At President Sarkozy’s request, the French parliament has established a bipartisan panel to study ways of restricting the burqa in French society, including an outright ban on wearing it in public. Calling the garment “a sign of subservience [and] debasement” for women, Sarkozy boldly declared that the burqa “is not welcome in France.”
Host to Europe’s largest Muslim population—about 5 million people—French society has long debated whether the garment is an affront to women's rights and to the nation’s hard-won secular tradition. Although it’s been outlawed in schools and other public buildings since 2004, Muslims in France are increasingly adopting the trend. So the rest of world is watching the escalating debate with keen interest, and many western nations are asking the same questions as France.
So although I've always disliked the burqa on principle, I'd mentally put it in the same box as the wigs and shapeless black clothing of the Hassidim. I thought What’s the big deal? You just have to get used to it. Then I met a Muslim woman who wore a burqa, and in the course of 20 minutes my perspective shifted 180 degrees.
She was very nice. Warm and intelligent. Charming, even. But the longer we spoke, the more uncomfortable I became. And to my surprise, the main thing I felt was resentment. I couldn’t read her at all. Although she had very expressive eyes, I was missing an entire level of communication with her. She, on the other hand, had access to every nuance of my body language, my facial expressions, and my intonation. It was like being blind, except that it was she who had intentionally blinded me.
But my resentment went deeper. I would never go to the Middle East and expect to sunbathe on the beach or wear a skirt and high heels in public. Aside from the threat of arrest, imprisonment and corporal punishment, it would be disrespectful. Just as I, a non-Catholic, would cover my head if I met the Pope, and would curtsy if I met Queen Elizabeth, I wouldn’t visit a Muslim country and deliberately ignore its customs. Yet there she stood, ignoring our cultural norms while blithely taking for granted that we would respect hers.

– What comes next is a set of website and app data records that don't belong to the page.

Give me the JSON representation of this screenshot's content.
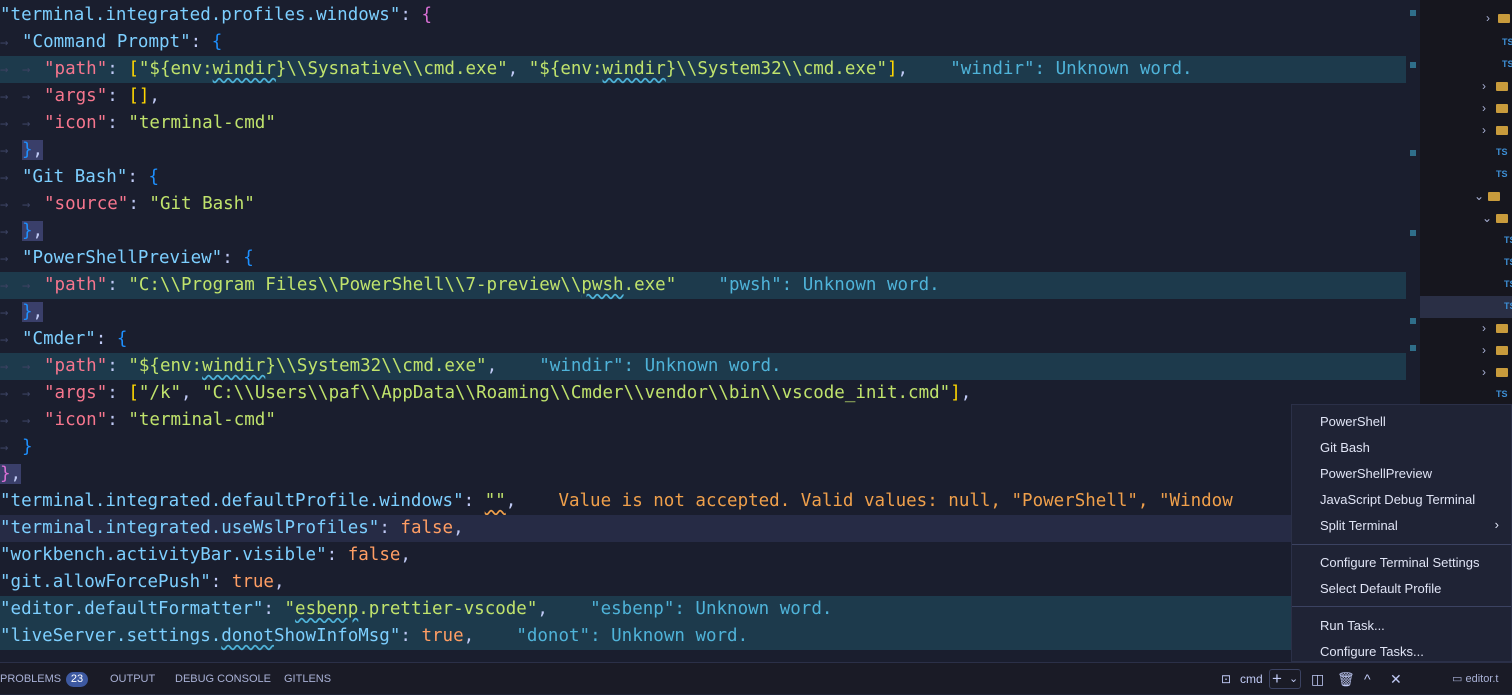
{
  "editor": {
    "lines": [
      {
        "key": "terminal.integrated.profiles.windows"
      },
      {
        "key": "Command Prompt"
      },
      {
        "path_a": "${env:",
        "path_a2": "windir",
        "path_a3": "}\\\\Sysnative\\\\cmd.exe",
        "path_b": "${env:",
        "path_b2": "windir",
        "path_b3": "}\\\\System32\\\\cmd.exe",
        "diag": "\"windir\": Unknown word."
      },
      {
        "args": "[]"
      },
      {
        "icon": "terminal-cmd"
      },
      {
        "key": "Git Bash"
      },
      {
        "source": "Git Bash"
      },
      {
        "key": "PowerShellPreview"
      },
      {
        "path_a": "C:\\\\Program Files\\\\PowerShell\\\\7-preview\\\\",
        "path_a2": "pwsh",
        "path_a3": ".exe",
        "diag": "\"pwsh\": Unknown word."
      },
      {
        "key": "Cmder"
      },
      {
        "path_a": "${env:",
        "path_a2": "windir",
        "path_a3": "}\\\\System32\\\\cmd.exe",
        "diag": "\"windir\": Unknown word."
      },
      {
        "args_a": "/k",
        "args_b": "C:\\\\Users\\\\paf\\\\AppData\\\\Roaming\\\\Cmder\\\\vendor\\\\bin\\\\vscode_init.cmd"
      },
      {
        "icon": "terminal-cmd"
      },
      {
        "key": "terminal.integrated.defaultProfile.windows",
        "value": "",
        "diag": "Value is not accepted. Valid values: null, \"PowerShell\", \"Window"
      },
      {
        "key": "terminal.integrated.useWslProfiles",
        "value": "false"
      },
      {
        "key": "workbench.activityBar.visible",
        "value": "false"
      },
      {
        "key": "git.allowForcePush",
        "value": "true"
      },
      {
        "key": "editor.defaultFormatter",
        "value": "esbenp.prettier-vscode",
        "value_sq": "esbenp",
        "value_rest": ".prettier-vscode",
        "diag": "\"esbenp\": Unknown word."
      },
      {
        "key_a": "liveServer.settings.",
        "key_sq": "donot",
        "key_b": "ShowInfoMsg",
        "value": "true",
        "diag": "\"donot\": Unknown word."
      }
    ],
    "labels": {
      "path": "path",
      "args": "args",
      "icon": "icon",
      "source": "source"
    }
  },
  "menu": {
    "items": [
      "PowerShell",
      "Git Bash",
      "PowerShellPreview",
      "JavaScript Debug Terminal",
      "Split Terminal"
    ],
    "settings": [
      "Configure Terminal Settings",
      "Select Default Profile"
    ],
    "tasks": [
      "Run Task...",
      "Configure Tasks..."
    ]
  },
  "panel": {
    "tabs": [
      "PROBLEMS",
      "OUTPUT",
      "DEBUG CONSOLE",
      "GITLENS"
    ],
    "problems_count": "23",
    "terminal_name": "cmd",
    "editor_tab": "editor.t"
  },
  "sidebar": {
    "ts_label": "TS"
  },
  "colors": {
    "accent": "#3d59a1",
    "key": "#7dcfff",
    "string": "#9ece6a",
    "warning": "#f0a04b"
  }
}
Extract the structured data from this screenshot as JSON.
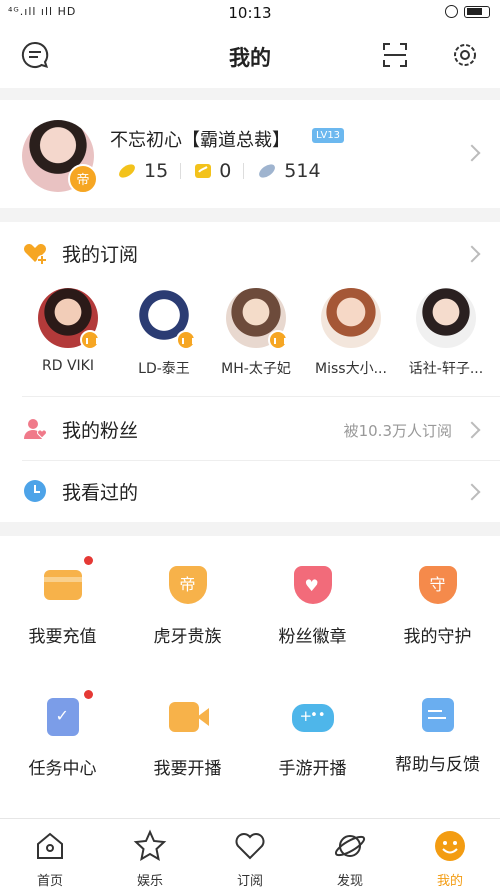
{
  "status": {
    "left": "⁴ᴳ.ıll ıll HD",
    "time": "10:13"
  },
  "header": {
    "title": "我的",
    "messages_icon": "message-icon",
    "scan_icon": "scan-icon",
    "settings_icon": "gear-icon"
  },
  "profile": {
    "name": "不忘初心【霸道总裁】",
    "level": "LV13",
    "badge": "帝",
    "stats": [
      {
        "value": "15"
      },
      {
        "value": "0"
      },
      {
        "value": "514"
      }
    ]
  },
  "subscriptions": {
    "title": "我的订阅",
    "anchors": [
      "RD VIKI",
      "LD-泰王",
      "MH-太子妃",
      "Miss大小...",
      "话社-轩子..."
    ]
  },
  "fans": {
    "title": "我的粉丝",
    "extra": "被10.3万人订阅"
  },
  "history": {
    "title": "我看过的"
  },
  "grid": [
    {
      "label": "我要充值"
    },
    {
      "label": "虎牙贵族"
    },
    {
      "label": "粉丝徽章"
    },
    {
      "label": "我的守护"
    },
    {
      "label": "任务中心"
    },
    {
      "label": "我要开播"
    },
    {
      "label": "手游开播"
    },
    {
      "label": "帮助与反馈"
    }
  ],
  "grid_badges": {
    "noble": "帝",
    "guard": "守"
  },
  "tabs": [
    {
      "label": "首页"
    },
    {
      "label": "娱乐"
    },
    {
      "label": "订阅"
    },
    {
      "label": "发现"
    },
    {
      "label": "我的"
    }
  ],
  "colors": {
    "accent": "#f39c12",
    "level": "#6cb8ef",
    "notice": "#e53935"
  }
}
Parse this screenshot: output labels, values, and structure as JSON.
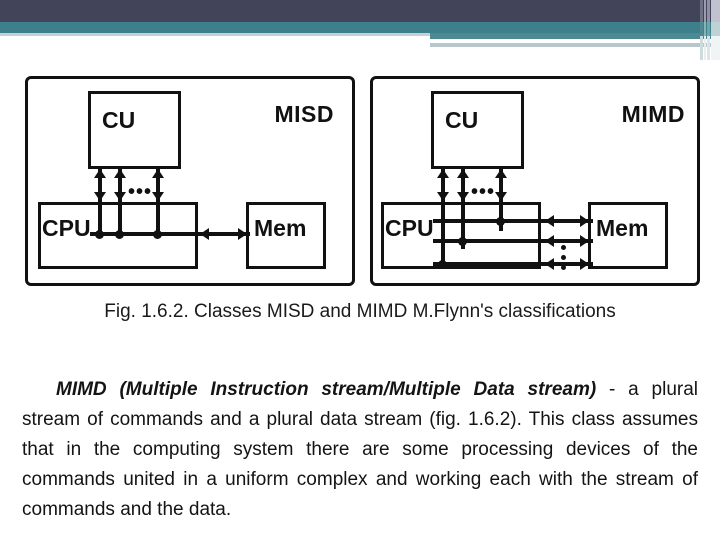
{
  "banner": {
    "colors": {
      "dark_slate": "#424559",
      "teal": "#3d7f8a",
      "teal_light": "#4c8a93",
      "gray_blue": "#c6cfd4"
    }
  },
  "figure": {
    "panels": [
      {
        "id": "misd",
        "title": "MISD",
        "nodes": {
          "cu": "CU",
          "cpu": "CPU",
          "mem": "Mem"
        },
        "ellipsis": "•••"
      },
      {
        "id": "mimd",
        "title": "MIMD",
        "nodes": {
          "cu": "CU",
          "cpu": "CPU",
          "mem": "Mem"
        },
        "ellipsis": "•••"
      }
    ]
  },
  "caption": "Fig. 1.6.2. Classes MISD and MIMD M.Flynn's classifications",
  "paragraph": {
    "bold_lead": "MIMD (Multiple Instruction stream/Multiple Data stream)",
    "rest": " - a plural stream of commands and a plural data stream (fig. 1.6.2). This class assumes that in the computing system there are some processing devices of the commands united in a uniform complex and working each with the stream of commands and the data."
  }
}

In western society, we meet face-to-face. In fact, aside from Halloween and costume parties, covering your face is considered hostile and aggressive. And frankly, in an age of terrorism against all things Western, the burqa arouses an emotional response akin to the white hood of the Ku Klux Klan. There’s just nothing defensible about the symbolism.
Let’s be clear: All the rhetoric about whether the burqa is demeaning to women is just hot air inflaming—and sidetracking—the debate. Despite Sarkozy’s claims, the proposed ban is not actually about rescuing Muslim women from oppression. Or rather, if it is, it’s the weakest argument imaginable. The fact is, some women do embrace the burqa, while others have it forced upon them. It’s impossible for an outsider to distinguish between the two, and naive to believe that anyone can legislate those attitudes.
In reality, the ban effort is actually about something far more tangible—insisting that Muslims respect western cultural norms of openness and equality when in western society, just as they require others to respect their norms when in Muslim countries. When it’s okay for me to wear a mini skirt and high heels in Saudi Arabia, then I’ll be okay with burqas in western societies.
Let’s also be clear that the burqa has nothing to do with religious freedom. The Koran merely requires that women dress modestly—it doesn’t delineate a dress code, much less dictate a burqa. Millions of Muslim women around the world interpret the modesty edict as loose fitting clothing and a head scarf.
That’s not to say that I can’t see the appeal of a burqa. When I’m having a bad hair day, or a pimple the size of Mt. Vesuvius, or monthly bloating, I’ve often wondered, Where’s my burqa? For those days when you can’t just "call in bitch," when you have no choice but to suck it up and go to work anyway, I’d love to haul out a burqa.
In fact I can imagine having several, in all my favorite colors—red, fuchsia and periwinkle, one to match my every mood. Maybe a bold geometric print in black-and-white for days when I’m feeling particularly inflexible—a signal that your day will probably go better if you just smile and let me have my way.
After all, there’s no reason a girl can’t be bloated and sassy.
Twittering vixenish things @WriterVixen